Pages: 339

Ugh. Okay, so AV Club writing + crazy life + Friends of the Library book sale = the perfect $2 storm of a reading experience, right? Not so much.

Rabin’s really good at writing about pop culture and showing how everything from The Great Gatsby to gangster rap shapes culture and relates to and builds on and influences and saves and reforms each other and its audience. He’s also got a hell of a turbulent early life that clung to pop culture as an escape to better things that became his real life. Unfortunately, these two things are not combined. In a memoir where that’s supposed to be the whole point. That is a problem.

Each chapter’s headed by a title, a subtitle of the pop culture work that’s supposed to have something to do with the chapter’s subject, and then – and THEN a second subtitle that’s no more than another zinger. And oh sweet mumbo jumbo there are zingers. ALL. OVER. I’m not going to take Rabin’s depressed dad, runaway mom, stay in a disturbed teenage home, or exploding supernova of a terrible first relationship seriously if he’s trying his standup act all in this.

I love sarcasm and it’s the best emotional shield/bonding device ever, but especially in personal prose like oh I don’t know a memoir, it keeps dear readers at arms’ length at the exact moments when you need to draw them close to give them anything more than a shallow experience.

And beyond a paragraph or half-page at the beginning of each chapter, the particular pieces of pop culture are never mentioned in the kind of soul-saving life-molding specifics that I was so looking forward to hearing about. Dude, I am basically a pile of books and CDs and Seinfeld and Star Wars and Doctor Who quotes built in the rough shape of a human being; I understand this shit and I survived high school exactly like this, but there weren’t nearly enough personal connections between the narrative and the material to make me feel like I know Rabin any more than his naked commune neighbors.

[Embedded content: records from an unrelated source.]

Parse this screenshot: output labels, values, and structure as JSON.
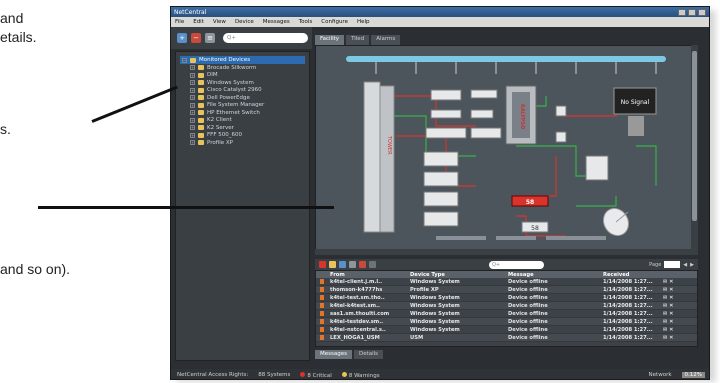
{
  "doc": {
    "frag1": "and",
    "frag2": "etails.",
    "frag3": "s.",
    "frag4": "and so on)."
  },
  "window": {
    "title": "NetCentral",
    "menu": [
      "File",
      "Edit",
      "View",
      "Device",
      "Messages",
      "Tools",
      "Configure",
      "Help"
    ],
    "search_placeholder": "Q+"
  },
  "tree": {
    "root": "Monitored Devices",
    "items": [
      "Brocade Silkworm",
      "DIM",
      "Windows System",
      "Cisco Catalyst 2960",
      "Dell PowerEdge",
      "File System Manager",
      "HP Ethernet Switch",
      "K2 Client",
      "K2 Server",
      "FFF 500_600",
      "Profile XP"
    ]
  },
  "view_tabs": [
    "Facility",
    "Tiled",
    "Alarms"
  ],
  "canvas": {
    "labels": {
      "kalypso": "KALYPSO",
      "no_signal": "No Signal",
      "tower": "TOWER",
      "alert_value": "58",
      "ok_value": "58"
    }
  },
  "grid": {
    "search_placeholder": "Q+",
    "page_label": "Page",
    "columns": [
      "From",
      "Device Type",
      "Message",
      "Received"
    ],
    "rows": [
      {
        "from": "k4tel-client.j.m.l..",
        "type": "Windows System",
        "message": "Device offline",
        "received": "1/14/2008 1:27..."
      },
      {
        "from": "thomson-k4777hs",
        "type": "Profile XP",
        "message": "Device offline",
        "received": "1/14/2008 1:27..."
      },
      {
        "from": "k4tel-test.sm.tho..",
        "type": "Windows System",
        "message": "Device offline",
        "received": "1/14/2008 1:27..."
      },
      {
        "from": "k4tel-k4test.sm..",
        "type": "Windows System",
        "message": "Device offline",
        "received": "1/14/2008 1:27..."
      },
      {
        "from": "sas1.sm.thoulti.com",
        "type": "Windows System",
        "message": "Device offline",
        "received": "1/14/2008 1:27..."
      },
      {
        "from": "k4tel-testdev.sm..",
        "type": "Windows System",
        "message": "Device offline",
        "received": "1/14/2008 1:27..."
      },
      {
        "from": "k4tel-nstcentral.s..",
        "type": "Windows System",
        "message": "Device offline",
        "received": "1/14/2008 1:27..."
      },
      {
        "from": "LEX_HOGA1_USM",
        "type": "USM",
        "message": "Device offline",
        "received": "1/14/2008 1:27..."
      }
    ]
  },
  "bottom_tabs": [
    "Messages",
    "Details"
  ],
  "status": {
    "label": "NetCentral Access Rights:",
    "systems": "88 Systems",
    "critical": "8 Critical",
    "warnings": "8 Warnings",
    "network_label": "Network",
    "network_value": "0.12%"
  },
  "colors": {
    "accent": "#2d6bb0",
    "critical": "#d9342b",
    "warning": "#e8c25a",
    "bus": "#7ec8e3",
    "link_green": "#34b34a",
    "link_red": "#d9342b"
  }
}
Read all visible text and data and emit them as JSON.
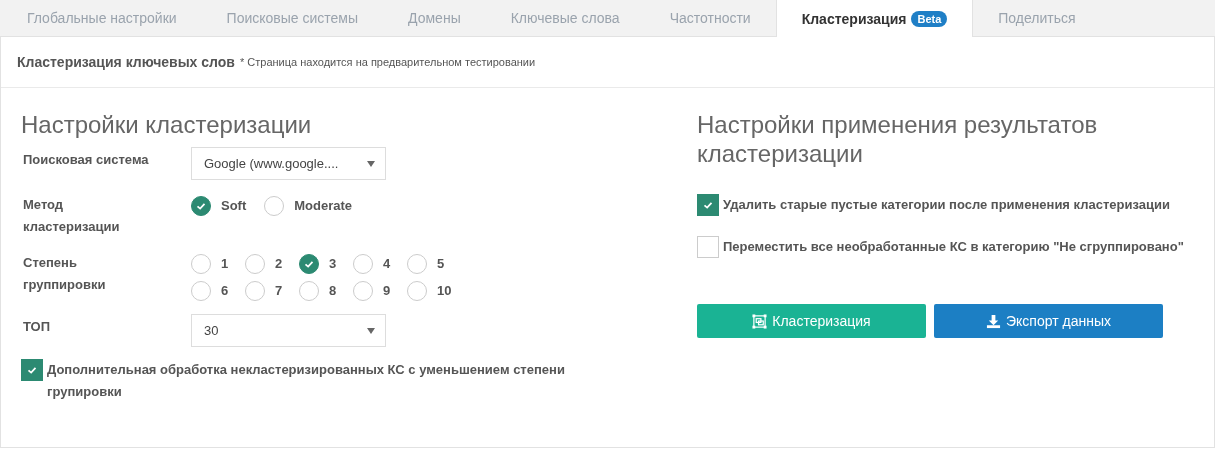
{
  "tabs": [
    {
      "label": "Глобальные настройки",
      "selected": false
    },
    {
      "label": "Поисковые системы",
      "selected": false
    },
    {
      "label": "Домены",
      "selected": false
    },
    {
      "label": "Ключевые слова",
      "selected": false
    },
    {
      "label": "Частотности",
      "selected": false
    },
    {
      "label": "Кластеризация",
      "selected": true,
      "badge": "Beta"
    },
    {
      "label": "Поделиться",
      "selected": false
    }
  ],
  "header": {
    "title": "Кластеризация ключевых слов",
    "note": "* Страница находится на предварительном тестировании"
  },
  "clustering_settings": {
    "title": "Настройки кластеризации",
    "fields": [
      {
        "kind": "select",
        "label": "Поисковая система",
        "value": "Google (www.google...."
      },
      {
        "kind": "radio",
        "label": "Метод кластеризации",
        "options": [
          {
            "label": "Soft",
            "selected": true
          },
          {
            "label": "Moderate",
            "selected": false
          }
        ]
      },
      {
        "kind": "radiogrid",
        "label": "Степень группировки",
        "options": [
          {
            "label": "1",
            "selected": false
          },
          {
            "label": "2",
            "selected": false
          },
          {
            "label": "3",
            "selected": true
          },
          {
            "label": "4",
            "selected": false
          },
          {
            "label": "5",
            "selected": false
          },
          {
            "label": "6",
            "selected": false
          },
          {
            "label": "7",
            "selected": false
          },
          {
            "label": "8",
            "selected": false
          },
          {
            "label": "9",
            "selected": false
          },
          {
            "label": "10",
            "selected": false
          }
        ]
      },
      {
        "kind": "select",
        "label": "ТОП",
        "value": "30"
      }
    ],
    "extra_option": {
      "label": "Дополнительная обработка некластеризированных КС с уменьшением степени групировки",
      "checked": true
    }
  },
  "apply_settings": {
    "title": "Настройки применения результатов кластеризации",
    "options": [
      {
        "label": "Удалить старые пустые категории после применения кластеризации",
        "checked": true
      },
      {
        "label": "Переместить все необработанные КС в категорию \"Не сгруппировано\"",
        "checked": false
      }
    ],
    "buttons": [
      {
        "kind": "cluster",
        "label": "Кластеризация"
      },
      {
        "kind": "export",
        "label": "Экспорт данных"
      }
    ]
  }
}
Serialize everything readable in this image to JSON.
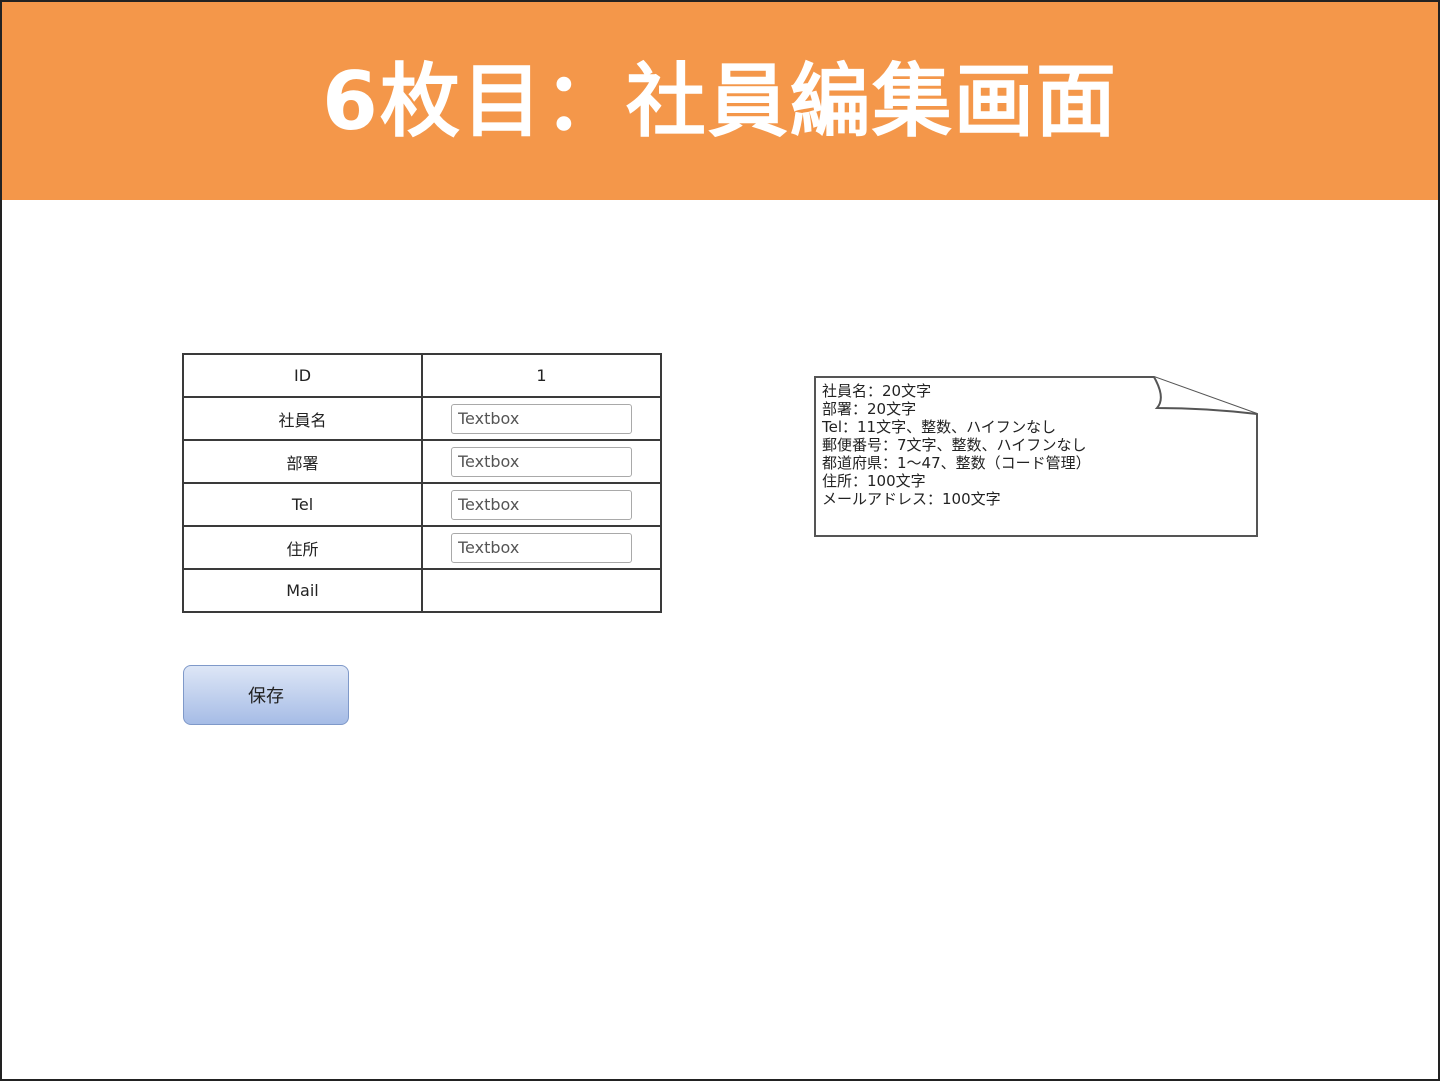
{
  "header": {
    "title": "6枚目：社員編集画面"
  },
  "form": {
    "rows": [
      {
        "label": "ID",
        "value": "1"
      },
      {
        "label": "社員名",
        "placeholder": "Textbox"
      },
      {
        "label": "部署",
        "placeholder": "Textbox"
      },
      {
        "label": "Tel",
        "placeholder": "Textbox"
      },
      {
        "label": "住所",
        "placeholder": "Textbox"
      },
      {
        "label": "Mail",
        "value": ""
      }
    ]
  },
  "actions": {
    "save_label": "保存"
  },
  "note": {
    "lines": [
      "社員名：20文字",
      "部署：20文字",
      "Tel：11文字、整数、ハイフンなし",
      "郵便番号：7文字、整数、ハイフンなし",
      "都道府県：1～47、整数（コード管理）",
      "住所：100文字",
      "メールアドレス：100文字"
    ]
  },
  "colors": {
    "banner": "#f4974a",
    "banner_text": "#ffffff",
    "button_top": "#dde6f6",
    "button_bottom": "#a6bce6"
  }
}
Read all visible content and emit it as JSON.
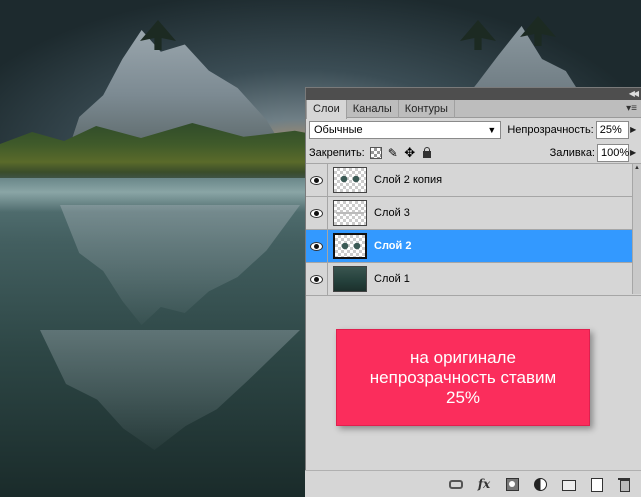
{
  "panel": {
    "tabs": [
      {
        "label": "Слои"
      },
      {
        "label": "Каналы"
      },
      {
        "label": "Контуры"
      }
    ],
    "blend_mode": "Обычные",
    "opacity_label": "Непрозрачность:",
    "opacity_value": "25%",
    "lock_label": "Закрепить:",
    "fill_label": "Заливка:",
    "fill_value": "100%"
  },
  "layers": [
    {
      "name": "Слой 2 копия",
      "visible": true,
      "selected": false,
      "thumb": "eyes"
    },
    {
      "name": "Слой 3",
      "visible": true,
      "selected": false,
      "thumb": "stripe"
    },
    {
      "name": "Слой 2",
      "visible": true,
      "selected": true,
      "thumb": "eyes"
    },
    {
      "name": "Слой 1",
      "visible": true,
      "selected": false,
      "thumb": "dark"
    }
  ],
  "note": {
    "text_line1": "на оригинале",
    "text_line2": "непрозрачность ставим",
    "text_line3": "25%"
  },
  "icons": {
    "link": "link-icon",
    "fx": "fx",
    "fx_label": "fx",
    "mask": "mask-icon",
    "adjustment": "adjustment-icon",
    "group": "folder-icon",
    "new_layer": "new-layer-icon",
    "delete": "trash-icon"
  },
  "colors": {
    "selection": "#3399ff",
    "note_bg": "#fb2d5c",
    "panel_bg": "#d6d6d6"
  }
}
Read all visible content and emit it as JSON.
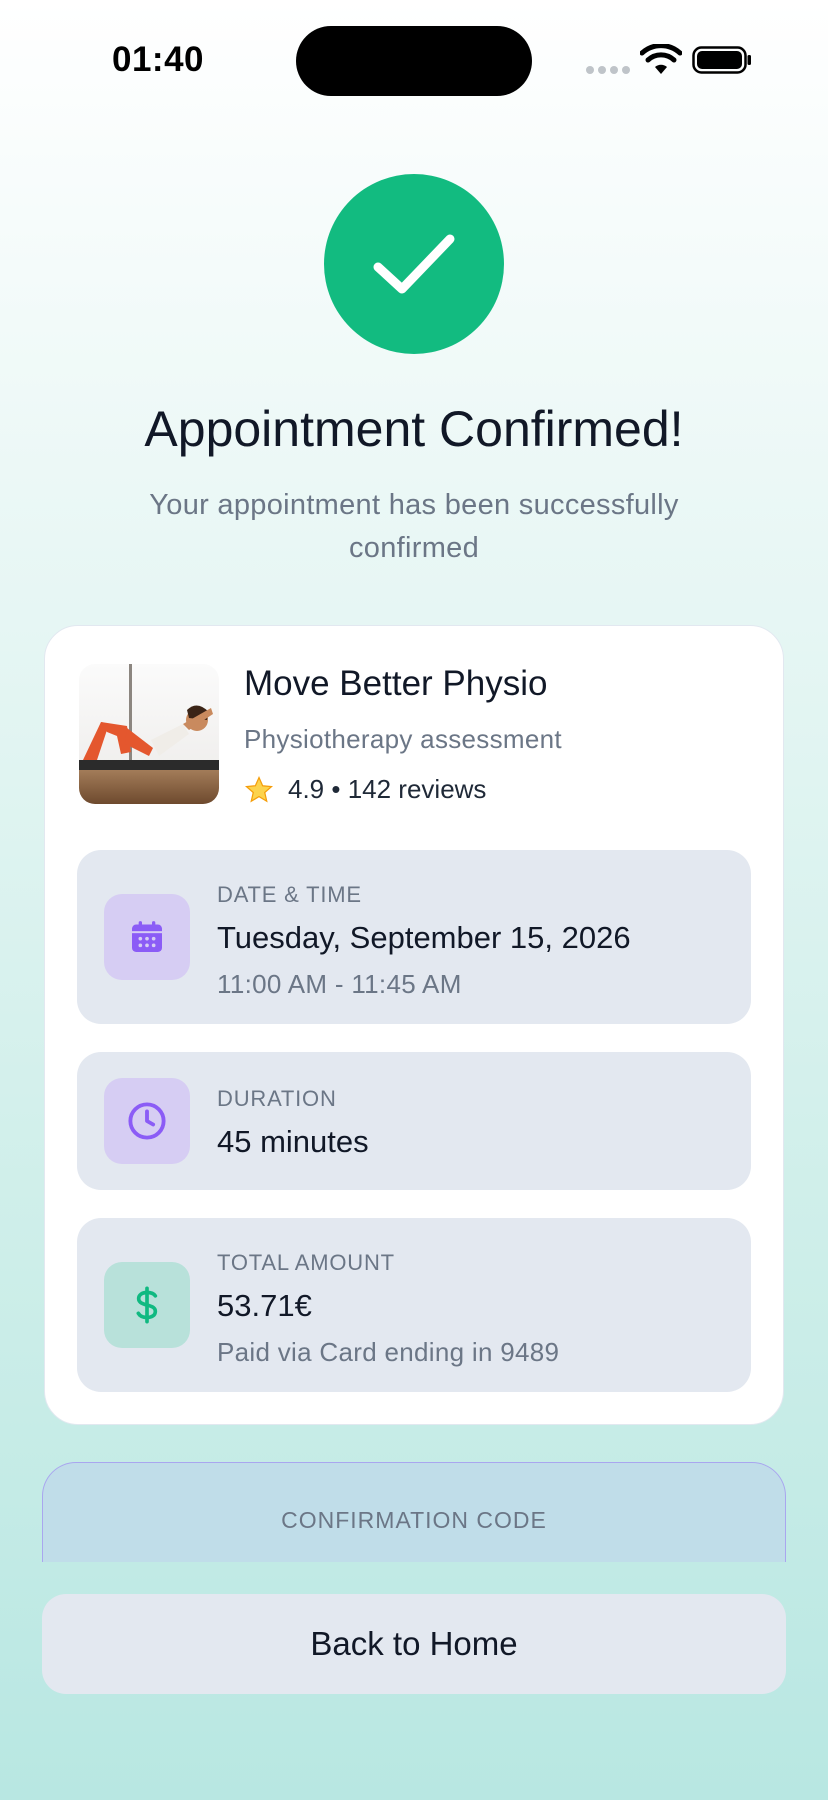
{
  "status_bar": {
    "time": "01:40"
  },
  "header": {
    "title": "Appointment Confirmed!",
    "subtitle": "Your appointment has been successfully confirmed"
  },
  "clinic": {
    "name": "Move Better Physio",
    "service": "Physiotherapy assessment",
    "rating_text": "4.9 • 142 reviews"
  },
  "details": {
    "date_time": {
      "label": "DATE & TIME",
      "value": "Tuesday, September 15, 2026",
      "sub": "11:00 AM - 11:45 AM"
    },
    "duration": {
      "label": "DURATION",
      "value": "45 minutes"
    },
    "amount": {
      "label": "TOTAL AMOUNT",
      "value": "53.71€",
      "sub": "Paid via Card ending in 9489"
    }
  },
  "confirmation": {
    "label": "CONFIRMATION CODE"
  },
  "actions": {
    "back_home": "Back to Home"
  },
  "colors": {
    "success": "#12bb80",
    "accent_purple": "#8b5cf6",
    "accent_green": "#10b981"
  },
  "icons": [
    "wifi-icon",
    "battery-icon",
    "checkmark-icon",
    "star-icon",
    "calendar-icon",
    "clock-icon",
    "dollar-icon"
  ]
}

I’d been looking forward to reading this, too. The AV Club podcast has spoiled me on pop culture connection storytelling, I guess, although Rabin has always been my least favorite speaker for the reasons as state above so I should’ve known. Such high hopes are going into the donate pile.*
*Actually a trash bag I will have to haul out to my car soon before it gets too heavy.